Budapest says it has commenced 13-foot-high wall along Serbian frontier to keep illegal immigrants out

Serbian border police officer inspects a path trough a wheat field near the Hungarian border near the northern Serbian city of Subotica on June 16, 2015.(AFP/ANDREJ ISAKOVIC)
Serbian border police officer inspects a path trough a wheat field near the Hungarian border near the northern Serbian city of Subotica on June 16, 2015.(AFP/ANDREJ ISAKOVIC)


BUDAPEST (AFP) — Hungary said Wednesday it was building a four-meter (13-foot) high fence on its border with Serbia to keep out migrants, as the EU struggles to deal with a massive influx of people trying to reach Europe.

Serbian Prime Minister Aleksandar Vucic said he was “surprised and shocked” by the plan. “We will discuss this decision with our Hungarian colleagues,” he added.

“Building walls is not the solution. Serbia can’t be responsible for the situation created by the migrants, we are just a transit country. Is Serbia responsible for the crisis in Syria?” Vucic said on state television.

Hungary’s announcement came as Pope Francis hit out at nations that “close the door” to those seeking a safe haven from war, poverty and persecution.

In Budapest, Foreign Minister Peter Szijjarto said his government had ordered work to start on the barrier along the length of its 175-kilometer (110-mile) border with Serbia.

“Preparation work for the fence should be completed by next Wednesday,” he said.
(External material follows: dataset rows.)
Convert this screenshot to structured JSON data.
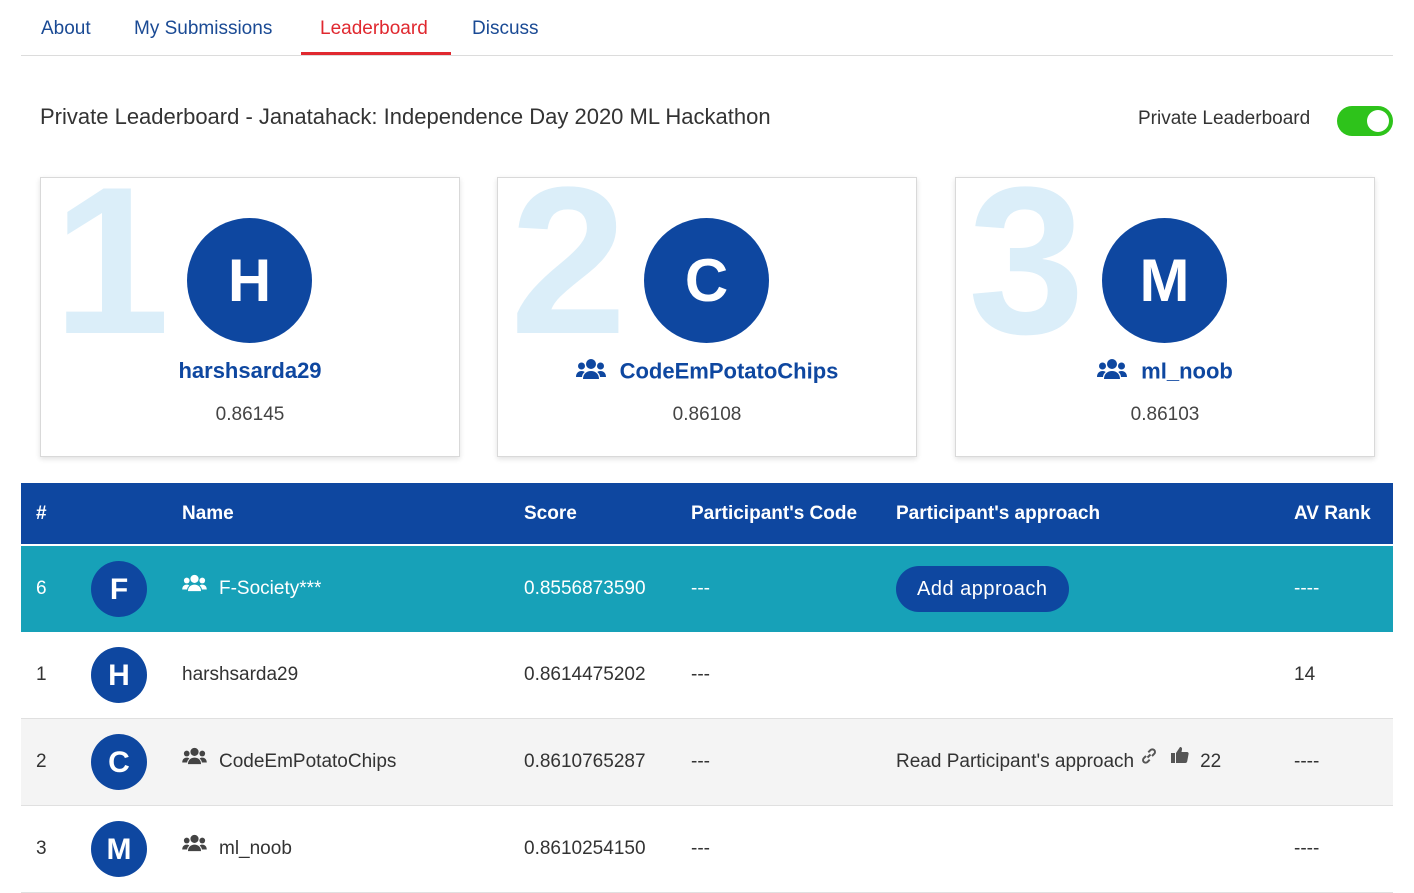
{
  "tabs": [
    {
      "label": "About"
    },
    {
      "label": "My Submissions"
    },
    {
      "label": "Leaderboard"
    },
    {
      "label": "Discuss"
    }
  ],
  "title": "Private Leaderboard - Janatahack: Independence Day 2020 ML Hackathon",
  "toggle": {
    "label": "Private Leaderboard",
    "on": true
  },
  "podium": [
    {
      "rank": "1",
      "initial": "H",
      "name": "harshsarda29",
      "score": "0.86145",
      "team": false
    },
    {
      "rank": "2",
      "initial": "C",
      "name": "CodeEmPotatoChips",
      "score": "0.86108",
      "team": true
    },
    {
      "rank": "3",
      "initial": "M",
      "name": "ml_noob",
      "score": "0.86103",
      "team": true
    }
  ],
  "table": {
    "headers": {
      "rank": "#",
      "name": "Name",
      "score": "Score",
      "code": "Participant's Code",
      "approach": "Participant's approach",
      "av_rank": "AV Rank"
    },
    "rows": [
      {
        "rank": "6",
        "initial": "F",
        "name": "F-Society***",
        "score": "0.8556873590",
        "code": "---",
        "approach_button": "Add approach",
        "av_rank": "----"
      },
      {
        "rank": "1",
        "initial": "H",
        "name": "harshsarda29",
        "score": "0.8614475202",
        "code": "---",
        "av_rank": "14"
      },
      {
        "rank": "2",
        "initial": "C",
        "name": "CodeEmPotatoChips",
        "score": "0.8610765287",
        "code": "---",
        "approach_text": "Read Participant's approach",
        "likes": "22",
        "av_rank": "----"
      },
      {
        "rank": "3",
        "initial": "M",
        "name": "ml_noob",
        "score": "0.8610254150",
        "code": "---",
        "av_rank": "----"
      }
    ]
  },
  "colors": {
    "brand": "#0e47a0",
    "active_tab": "#e0282f",
    "highlight_row": "#17a1b8",
    "toggle_on": "#2ec31b",
    "rank_watermark": "#dbeef9"
  }
}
“This decision does not break any international treaty, other countries have opted for the same solution,” he added, citing similar barriers on the Greek-Turkish and Bulgarian-Turkish frontiers and around Spanish exclaves in Morocco.

Last year, Hungary received more refugees per capita than any other EU country apart from Sweden, recording 43,000 arrivals in total.

So far this year some 54,000 refugees have entered Hungary, according to government figures, a sharp rise from the 2,000 who arrived in the central European state in 2012.

As a European Union member Hungary is in the passport-free Schengen zone. Once inside Hungary, migrants can therefore travel easily elsewhere in the 26-nation zone.

Hungary says around 95 percent of the migrants to have entered the country so far this year came through Serbia, which is not yet a member of the EU.

Prime Minister Viktor Orban has sparked accusations of xenophobia over anti-immigration comments and a poster campaign with slogans such as “If you come to Hungary, you cannot take Hungarians’ jobs.”

Serbia’s Interior Minister Nebojsa Stefanovic called on neighboring Bulgaria and Greece — both EU members — to “make more of an effort” to stop migrants entering the former Yugoslav republic.

More than 100,000 migrants have arrived in Europe this year, 60,000 through Italy alone, according to the EU’s border agency Frontex.

Szijjarto said that with EU efforts towards a satisfactory joint approach proving to be “long and time-consuming”, Hungary “cannot afford to wait any longer”.

On Tuesday, European interior ministers failed to come to a decision on European Commission proposals to redistribute 40,000 Syrians and Eritreans who have arrived in Europe, and to resettle 20,000 Syrians living in camps outside Europe.

“We have made progress today but we are not there yet,” EU migration commissioner Dimitris Avramopoulos said after the talks in Luxembourg. “Words are not enough.”

Leaders had promised action after an estimated 800 migrants died in a shipwreck in April, the worst disaster yet in the Mediterranean in a year in which 1,800 people have perished trying to cross from Africa and the Middle East on flimsy boats.

Italy together with crisis-hit Greece are receiving the bulk of the migrants. Under the EU’s Dublin accords, the country where migrants are first registered is where they have to stay.

Rome wants other countries to take in some of the migrants, with Prime Minister Matteo Renzi warning of a “plan B” that would “hurt Europe” if other countries fail to help.

Italian media reported that Rome could start issuing newly arrived migrants with temporary visas giving them the right to travel throughout the Schengen zone.

“The principle of responsibility and solidarity are at stake,” Italian Interior Minister Angelino Alfano said Tuesday. “We are working to prevent Europe from becoming politically bankrupt.”

Britain, Ireland and Denmark are already exempt from carrying out the plans under EU treaties, but many of the other 25 member states reject quotas under pressure from anti-immigrant parties.

EU leaders will hold fresh talks at a summit in Brussels on June 25-26 but a decision then is also unlikely.

UN rights chief Zeid Ra’ad Al Hussein on Monday called for the EU to take in one million refugees, while Amnesty International slammed leaders for “condemning millions of refugees to an unbearable existence”.

On Wednesday Pope Francis added his voice to these calls, demanding greater respect for “our brothers and sisters who seek refuge far from their own lands.”

“And I invite everyone to ask God’s pardon for those people and institutions who close the door to those who are seeking a family, who are seeking to be protected,” he said.

As reported The Times of Israel